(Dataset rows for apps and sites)
=== Begin Enclosure ===
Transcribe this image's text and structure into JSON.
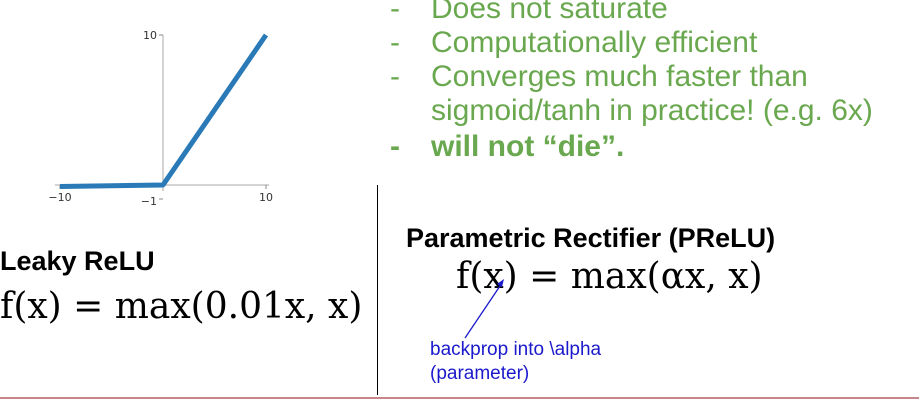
{
  "chart_data": {
    "type": "line",
    "series": [
      {
        "x": [
          -10,
          0,
          10
        ],
        "y": [
          -0.1,
          0,
          10
        ]
      }
    ],
    "xticks": [
      -10,
      10
    ],
    "yticks": [
      10
    ],
    "extra_tick_label": "-1",
    "color": "#2a7ab8"
  },
  "bullets": [
    {
      "text": "Does not saturate",
      "bold": false
    },
    {
      "text": "Computationally efficient",
      "bold": false
    },
    {
      "text": "Converges much faster than",
      "bold": false
    },
    {
      "text": "sigmoid/tanh in practice! (e.g. 6x)",
      "bold": false,
      "continuation": true
    },
    {
      "text": "will not “die”.",
      "bold": true
    }
  ],
  "bullet_dash": "-",
  "leaky": {
    "title": "Leaky ReLU",
    "formula": "f(x) = max(0.01x, x)"
  },
  "prelu": {
    "title": "Parametric Rectifier (PReLU)",
    "formula": "f(x) = max(αx, x)",
    "note_line1": "backprop into \\alpha",
    "note_line2": "(parameter)"
  },
  "colors": {
    "bullet_text": "#6aa84f",
    "note_text": "#1a1acc",
    "rule": "#c7878a"
  }
}
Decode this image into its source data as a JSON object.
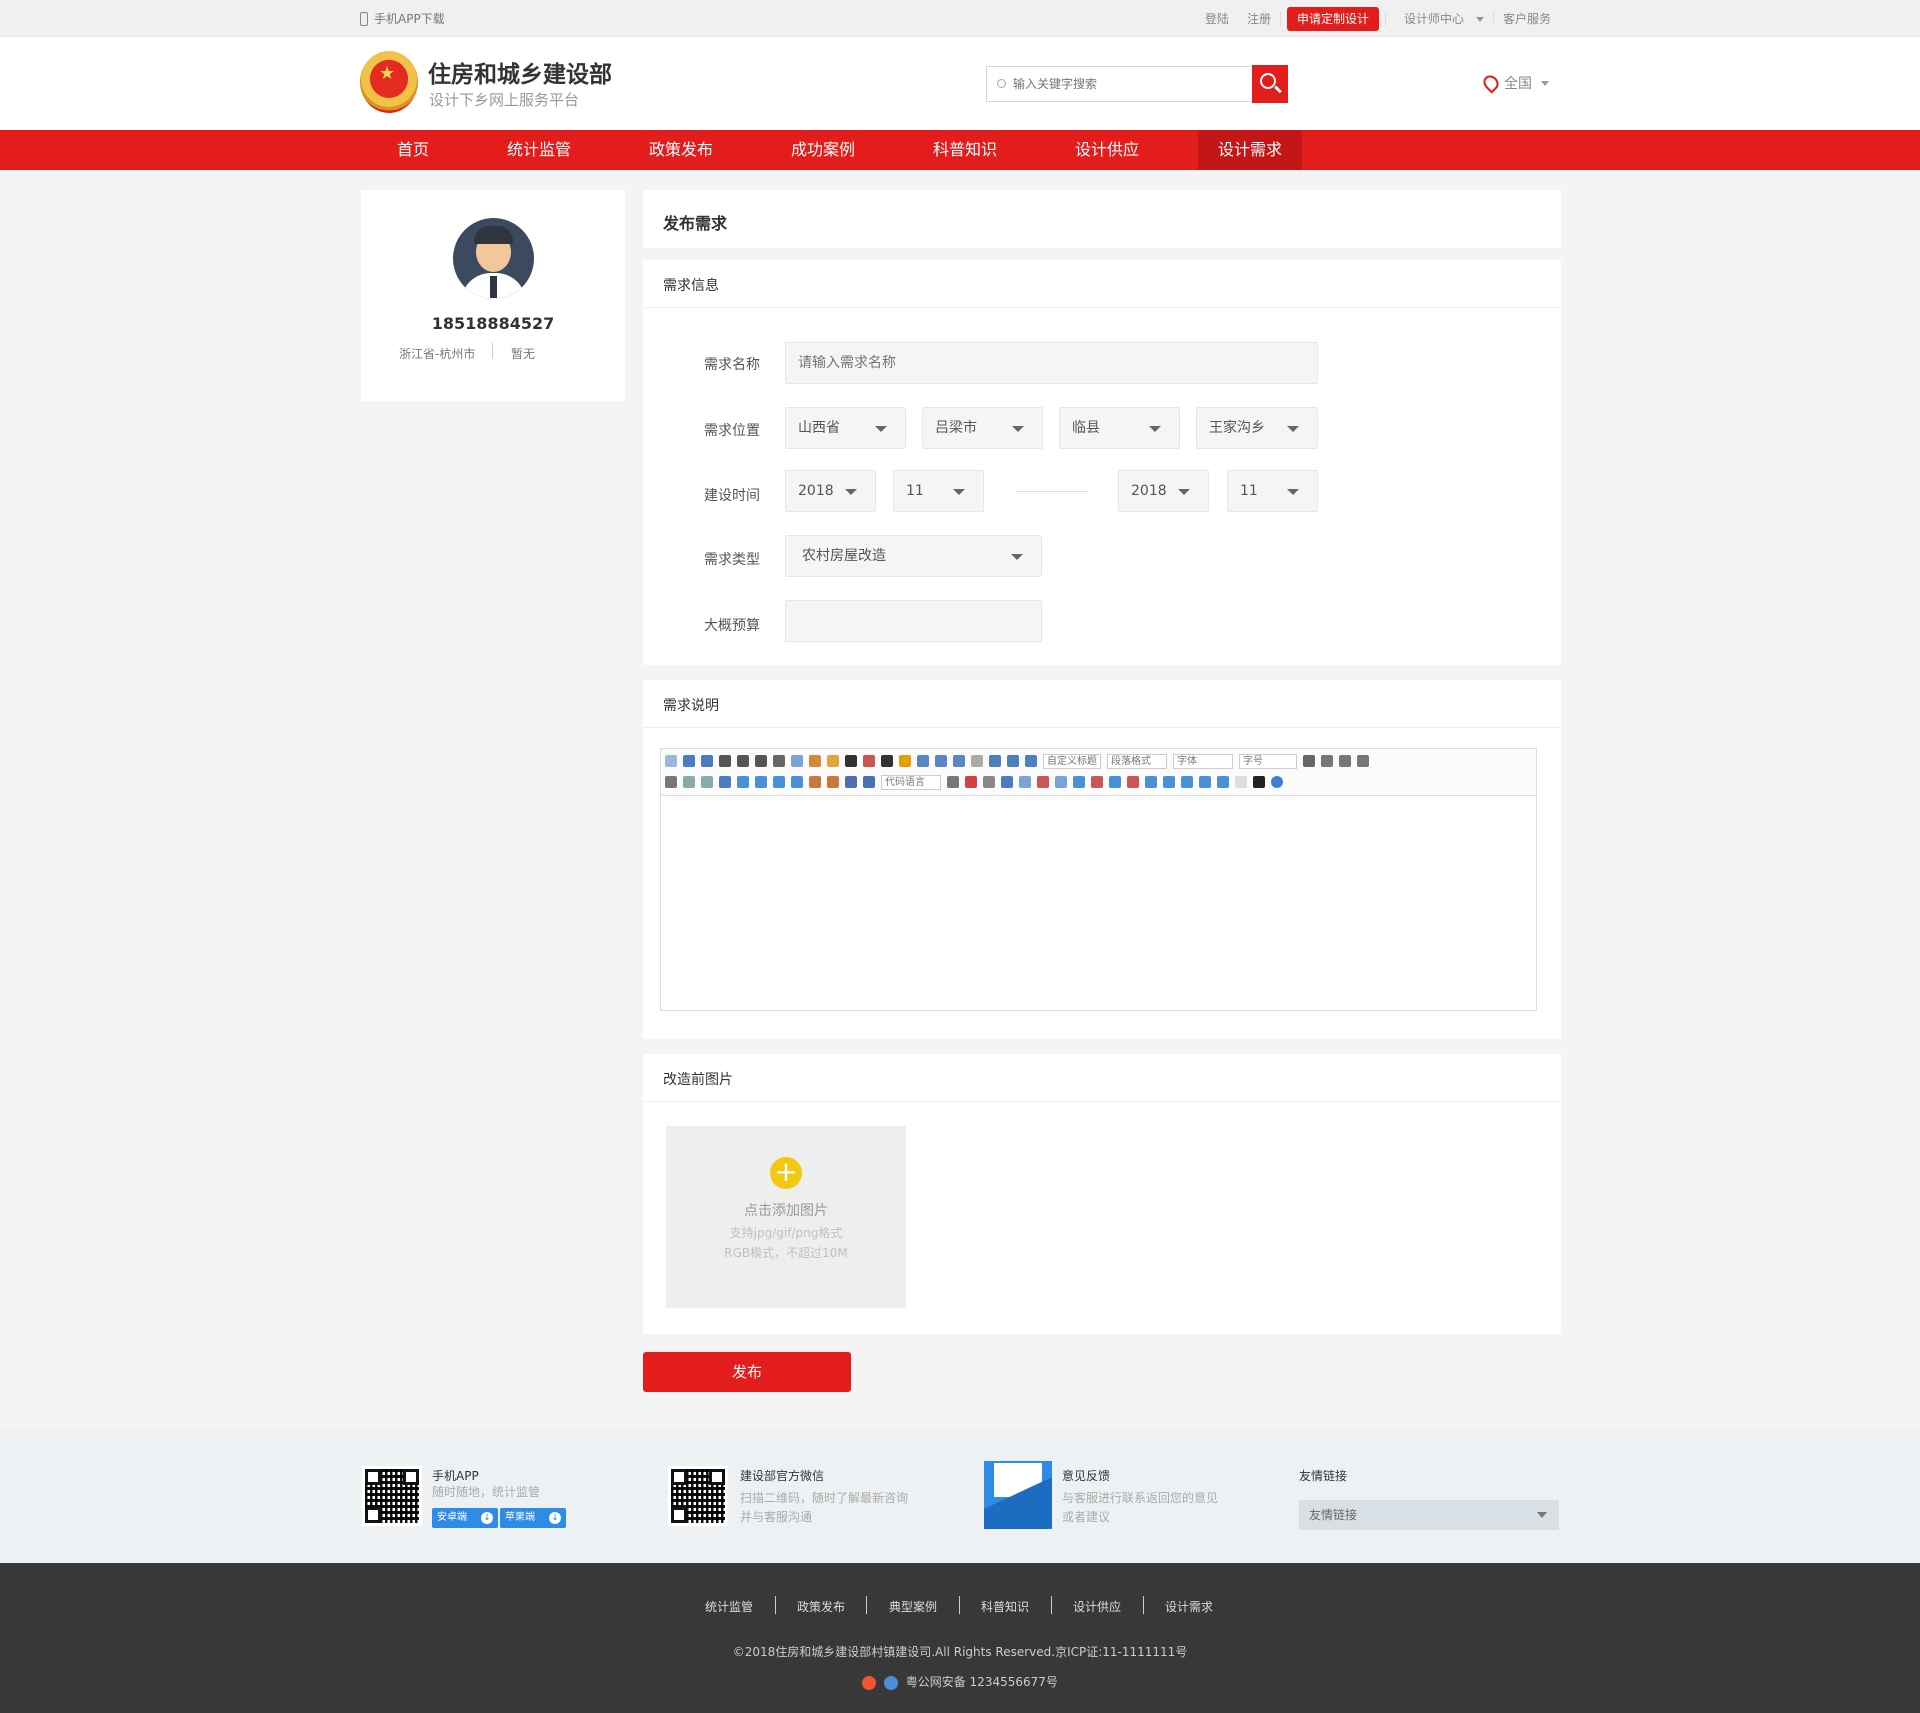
{
  "topbar": {
    "app_download": "手机APP下载",
    "login": "登陆",
    "register": "注册",
    "apply_custom": "申请定制设计",
    "designer_center": "设计师中心",
    "customer_service": "客户服务"
  },
  "header": {
    "site_title": "住房和城乡建设部",
    "site_subtitle": "设计下乡网上服务平台",
    "search_placeholder": "输入关键字搜索",
    "region": "全国"
  },
  "nav": {
    "items": [
      {
        "label": "首页"
      },
      {
        "label": "统计监管"
      },
      {
        "label": "政策发布"
      },
      {
        "label": "成功案例"
      },
      {
        "label": "科普知识"
      },
      {
        "label": "设计供应"
      },
      {
        "label": "设计需求"
      }
    ],
    "active_index": 6
  },
  "profile": {
    "phone": "18518884527",
    "location": "浙江省-杭州市",
    "status": "暂无"
  },
  "form": {
    "page_title": "发布需求",
    "section_info": "需求信息",
    "name_label": "需求名称",
    "name_placeholder": "请输入需求名称",
    "location_label": "需求位置",
    "province": "山西省",
    "city": "吕梁市",
    "county": "临县",
    "town": "王家沟乡",
    "time_label": "建设时间",
    "start_year": "2018",
    "start_month": "11",
    "end_year": "2018",
    "end_month": "11",
    "type_label": "需求类型",
    "type_value": "农村房屋改造",
    "budget_label": "大概预算",
    "budget_value": ""
  },
  "description": {
    "section_title": "需求说明",
    "toolbar_selects": [
      "自定义标题",
      "段落格式",
      "字体",
      "字号"
    ],
    "code_language": "代码语言"
  },
  "images": {
    "section_title": "改造前图片",
    "add_label": "点击添加图片",
    "hint_formats": "支持jpg/gif/png格式",
    "hint_size": "RGB模式，不超过10M"
  },
  "publish_label": "发布",
  "footer": {
    "app_title": "手机APP",
    "app_desc": "随时随地，统计监管",
    "android": "安卓端",
    "ios": "苹果端",
    "wechat_title": "建设部官方微信",
    "wechat_desc1": "扫描二维码，随时了解最新咨询",
    "wechat_desc2": "并与客服沟通",
    "feedback_title": "意见反馈",
    "feedback_desc1": "与客服进行联系返回您的意见",
    "feedback_desc2": "或者建议",
    "links_title": "友情链接",
    "links_select": "友情链接",
    "bottom_nav": [
      "统计监管",
      "政策发布",
      "典型案例",
      "科普知识",
      "设计供应",
      "设计需求"
    ],
    "copyright": "©2018住房和城乡建设部村镇建设司.All Rights Reserved.京ICP证:11-1111111号",
    "police": "粤公网安备 1234556677号"
  },
  "colors": {
    "brand_red": "#e31c1c",
    "accent_yellow": "#f2c811",
    "footer_dark": "#383838"
  }
}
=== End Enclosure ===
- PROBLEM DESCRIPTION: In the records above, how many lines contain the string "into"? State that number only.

- COMPLETED EXERCISE: 3